━━ GIVEN RECORDS
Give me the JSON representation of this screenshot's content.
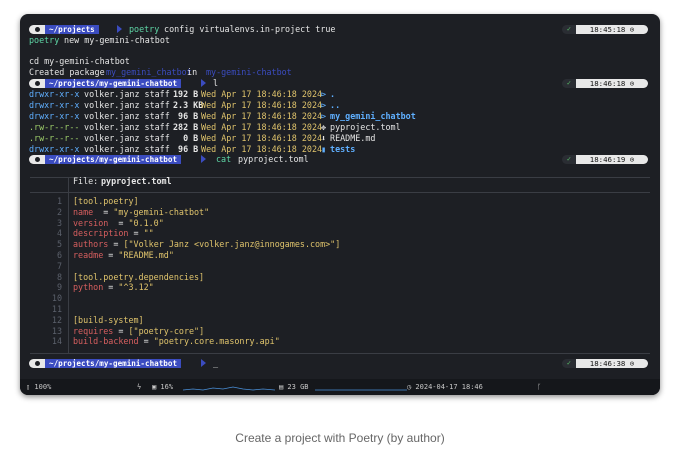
{
  "terminal": {
    "prompt1": {
      "dir": "~/projects",
      "cmd_prog": "poetry",
      "cmd_args": " config virtualenvs.in-project true",
      "ok": "✓",
      "time": "18:45:18 ⊙"
    },
    "line_new": {
      "prog": "poetry",
      "args": " new my-gemini-chatbot"
    },
    "line_cd": "cd my-gemini-chatbot",
    "created": {
      "prefix": "Created package ",
      "pkg": "my_gemini_chatbot",
      "mid": " in ",
      "dir": "my-gemini-chatbot"
    },
    "prompt2": {
      "dir": "~/projects/my-gemini-chatbot",
      "cmd": " l",
      "ok": "✓",
      "time": "18:46:18 ⊙"
    },
    "ls": [
      {
        "perm": "drwxr-xr-x",
        "owner": " volker.janz staff ",
        "size": "192 B ",
        "date": " Wed Apr 17 18:46:18 2024 ",
        "icon": "⊳",
        "name": " ."
      },
      {
        "perm": "drwxr-xr-x",
        "owner": " volker.janz staff ",
        "size": "2.3 KB",
        "date": " Wed Apr 17 18:46:18 2024 ",
        "icon": "⊳",
        "name": " .."
      },
      {
        "perm": "drwxr-xr-x",
        "owner": " volker.janz staff ",
        "size": " 96 B ",
        "date": " Wed Apr 17 18:46:18 2024 ",
        "icon": "⊳",
        "name": " my_gemini_chatbot"
      },
      {
        "perm": ".rw-r--r--",
        "owner": " volker.janz staff ",
        "size": "282 B ",
        "date": " Wed Apr 17 18:46:18 2024 ",
        "icon": "✥",
        "name": " pyproject.toml"
      },
      {
        "perm": ".rw-r--r--",
        "owner": " volker.janz staff ",
        "size": "  0 B ",
        "date": " Wed Apr 17 18:46:18 2024 ",
        "icon": "⬇",
        "name": " README.md"
      },
      {
        "perm": "drwxr-xr-x",
        "owner": " volker.janz staff ",
        "size": " 96 B ",
        "date": " Wed Apr 17 18:46:18 2024 ",
        "icon": "▮",
        "name": " tests"
      }
    ],
    "prompt3": {
      "dir": "~/projects/my-gemini-chatbot",
      "cmd_prog": "cat",
      "cmd_args": " pyproject.toml",
      "ok": "✓",
      "time": "18:46:19 ⊙"
    },
    "file_header": {
      "label": "File: ",
      "name": "pyproject.toml"
    },
    "file_lines": [
      {
        "n": "1",
        "parts": [
          [
            "k-sec",
            "[tool.poetry]"
          ]
        ]
      },
      {
        "n": "2",
        "parts": [
          [
            "k-key",
            "name"
          ],
          [
            "",
            "  = "
          ],
          [
            "k-str",
            "\"my-gemini-chatbot\""
          ]
        ]
      },
      {
        "n": "3",
        "parts": [
          [
            "k-key",
            "version"
          ],
          [
            "",
            "  = "
          ],
          [
            "k-str",
            "\"0.1.0\""
          ]
        ]
      },
      {
        "n": "4",
        "parts": [
          [
            "k-key",
            "description"
          ],
          [
            "",
            " = "
          ],
          [
            "k-str",
            "\"\""
          ]
        ]
      },
      {
        "n": "5",
        "parts": [
          [
            "k-key",
            "authors"
          ],
          [
            "",
            " = "
          ],
          [
            "k-str",
            "[\"Volker Janz <volker.janz@innogames.com>\"]"
          ]
        ]
      },
      {
        "n": "6",
        "parts": [
          [
            "k-key",
            "readme"
          ],
          [
            "",
            " = "
          ],
          [
            "k-str",
            "\"README.md\""
          ]
        ]
      },
      {
        "n": "7",
        "parts": []
      },
      {
        "n": "8",
        "parts": [
          [
            "k-sec",
            "[tool.poetry.dependencies]"
          ]
        ]
      },
      {
        "n": "9",
        "parts": [
          [
            "k-key",
            "python"
          ],
          [
            "",
            " = "
          ],
          [
            "k-str",
            "\"^3.12\""
          ]
        ]
      },
      {
        "n": "10",
        "parts": []
      },
      {
        "n": "11",
        "parts": []
      },
      {
        "n": "12",
        "parts": [
          [
            "k-sec",
            "[build-system]"
          ]
        ]
      },
      {
        "n": "13",
        "parts": [
          [
            "k-key",
            "requires"
          ],
          [
            "",
            " = "
          ],
          [
            "k-str",
            "[\"poetry-core\"]"
          ]
        ]
      },
      {
        "n": "14",
        "parts": [
          [
            "k-key",
            "build-backend"
          ],
          [
            "",
            " = "
          ],
          [
            "k-str",
            "\"poetry.core.masonry.api\""
          ]
        ]
      }
    ],
    "prompt4": {
      "dir": "~/projects/my-gemini-chatbot",
      "cmd": " _",
      "ok": "✓",
      "time": "18:46:38 ⊙"
    }
  },
  "statusbar": {
    "battery": "▯ 100%",
    "bolt": "ϟ",
    "cpu": "▣ 16%",
    "mem": "▤ 23 GB",
    "datetime": "◷ 2024-04-17 18:46",
    "branch": "ᚴ",
    "colors": {
      "spark": "#4a90d9"
    }
  },
  "caption": "Create a project with Poetry (by author)"
}
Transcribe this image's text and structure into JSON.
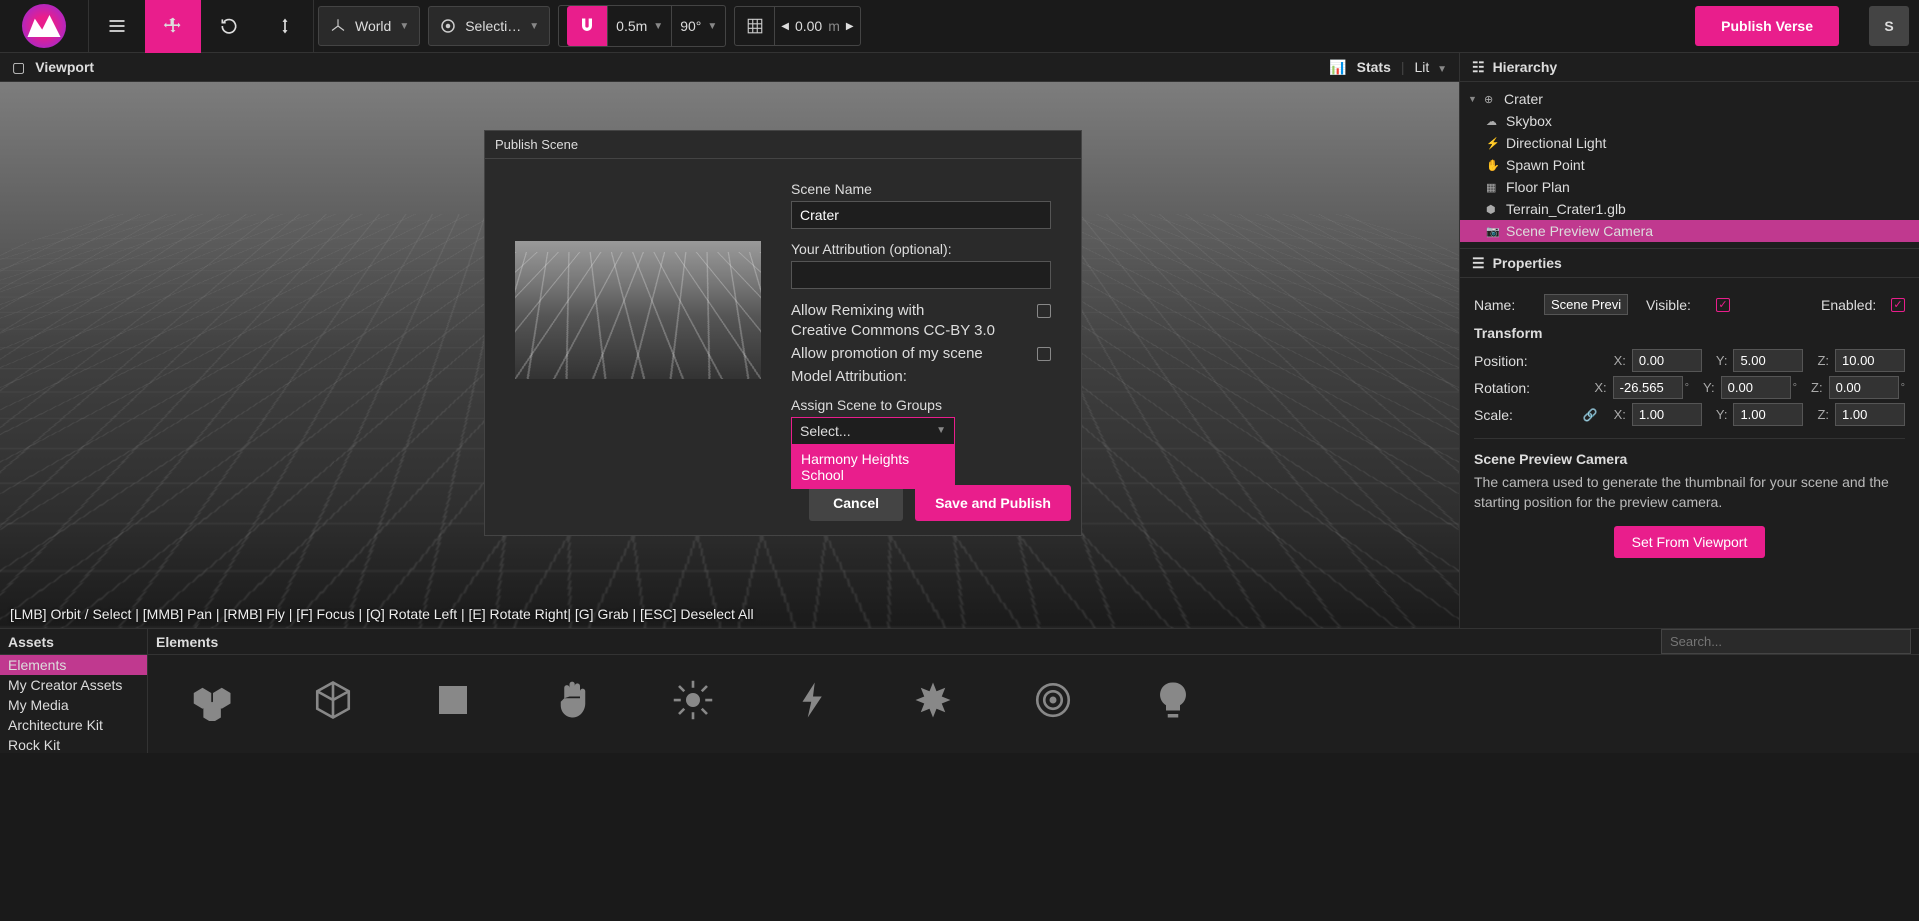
{
  "topbar": {
    "coordSpace": "World",
    "pivot": "Selecti…",
    "snapMove": "0.5m",
    "snapRotate": "90°",
    "gridValue": "0.00",
    "gridUnit": "m",
    "publish": "Publish Verse",
    "avatar": "S"
  },
  "viewport": {
    "title": "Viewport",
    "stats": "Stats",
    "renderMode": "Lit",
    "hints": "[LMB] Orbit / Select | [MMB] Pan | [RMB] Fly | [F] Focus | [Q] Rotate Left | [E] Rotate Right| [G] Grab | [ESC] Deselect All"
  },
  "hierarchy": {
    "title": "Hierarchy",
    "root": "Crater",
    "items": [
      {
        "label": "Skybox",
        "icon": "☁"
      },
      {
        "label": "Directional Light",
        "icon": "⚡"
      },
      {
        "label": "Spawn Point",
        "icon": "✋"
      },
      {
        "label": "Floor Plan",
        "icon": "▦"
      },
      {
        "label": "Terrain_Crater1.glb",
        "icon": "⬢"
      },
      {
        "label": "Scene Preview Camera",
        "icon": "📷",
        "selected": true
      }
    ]
  },
  "properties": {
    "title": "Properties",
    "nameLabel": "Name:",
    "nameValue": "Scene Preview",
    "visibleLabel": "Visible:",
    "enabledLabel": "Enabled:",
    "transformTitle": "Transform",
    "position": {
      "label": "Position:",
      "x": "0.00",
      "y": "5.00",
      "z": "10.00"
    },
    "rotation": {
      "label": "Rotation:",
      "x": "-26.565",
      "y": "0.00",
      "z": "0.00"
    },
    "scale": {
      "label": "Scale:",
      "x": "1.00",
      "y": "1.00",
      "z": "1.00"
    },
    "helpTitle": "Scene Preview Camera",
    "helpText": "The camera used to generate the thumbnail for your scene and the starting position for the preview camera.",
    "setViewport": "Set From Viewport"
  },
  "assets": {
    "tab": "Assets",
    "items": [
      "Elements",
      "My Creator Assets",
      "My Media",
      "Architecture Kit",
      "Rock Kit"
    ],
    "activeIndex": 0
  },
  "elements": {
    "title": "Elements",
    "searchPlaceholder": "Search..."
  },
  "modal": {
    "title": "Publish Scene",
    "sceneNameLabel": "Scene Name",
    "sceneName": "Crater",
    "attributionLabel": "Your Attribution (optional):",
    "attribution": "",
    "allowRemix1": "Allow Remixing  with",
    "allowRemix2": "Creative Commons  CC-BY 3.0",
    "allowPromo": "Allow promotion of my scene",
    "modelAttr": "Model Attribution:",
    "assignGroups": "Assign Scene to Groups",
    "selectPlaceholder": "Select...",
    "groupOption": "Harmony Heights School",
    "cancel": "Cancel",
    "save": "Save and Publish"
  }
}
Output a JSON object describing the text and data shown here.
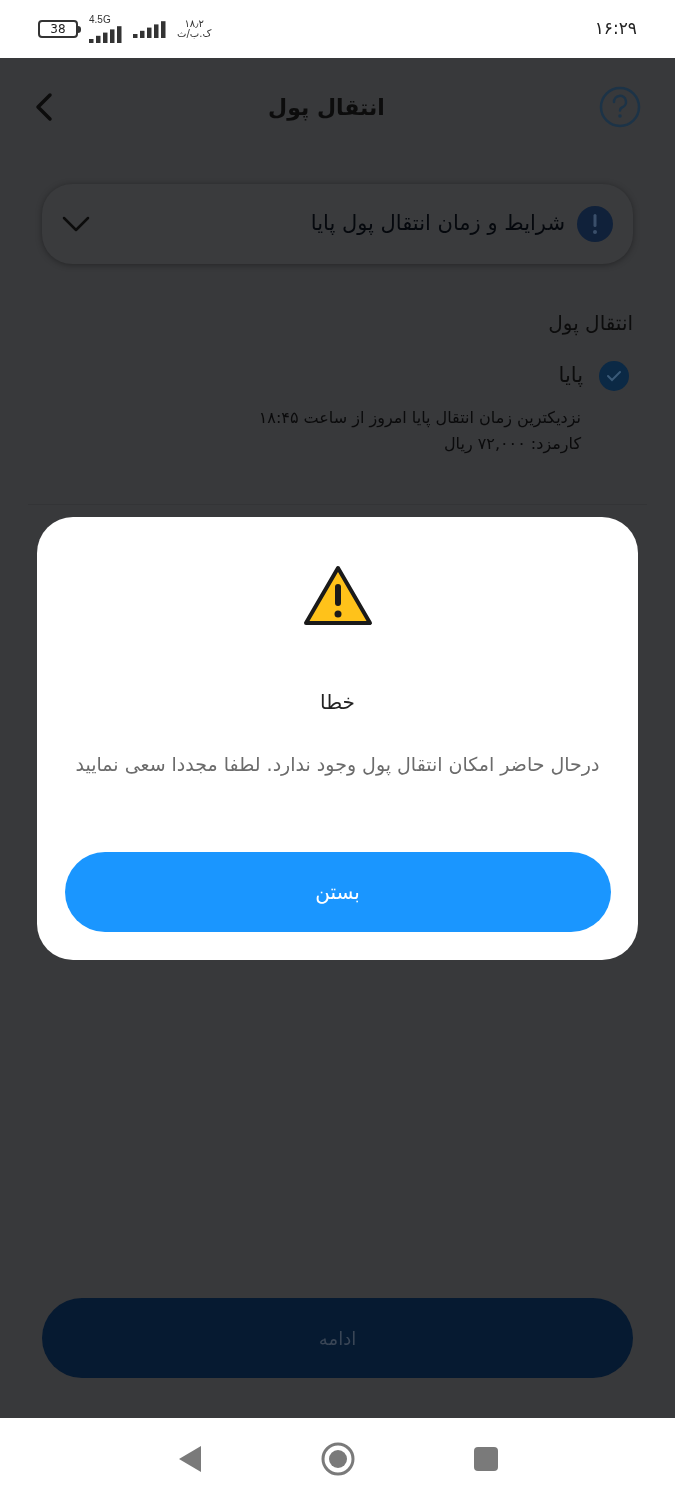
{
  "status_bar": {
    "battery": "38",
    "network": "4.5G",
    "speed_value": "۱۸٫۲",
    "speed_unit": "ک.ب/ث",
    "time": "۱۶:۲۹"
  },
  "header": {
    "title": "انتقال پول"
  },
  "info_panel": {
    "title": "شرایط و زمان انتقال پول پایا",
    "expanded": false
  },
  "section": {
    "title": "انتقال پول",
    "options": [
      {
        "label": "پایا",
        "selected": true,
        "details": [
          "نزدیکترین زمان انتقال پایا امروز از ساعت ۱۸:۴۵",
          "کارمزد: ۷۲,۰۰۰ ریال"
        ]
      }
    ]
  },
  "continue_button": {
    "label": "ادامه",
    "disabled": true
  },
  "dialog": {
    "title": "خطا",
    "message": "درحال حاضر امکان انتقال پول وجود ندارد. لطفا مجددا سعی نمایید",
    "button": "بستن"
  }
}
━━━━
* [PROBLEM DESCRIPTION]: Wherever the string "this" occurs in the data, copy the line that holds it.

* [YOUR RESPONSE]:
Give me the JSON representation of this screenshot's content.
Transcribe this image's text and structure into JSON.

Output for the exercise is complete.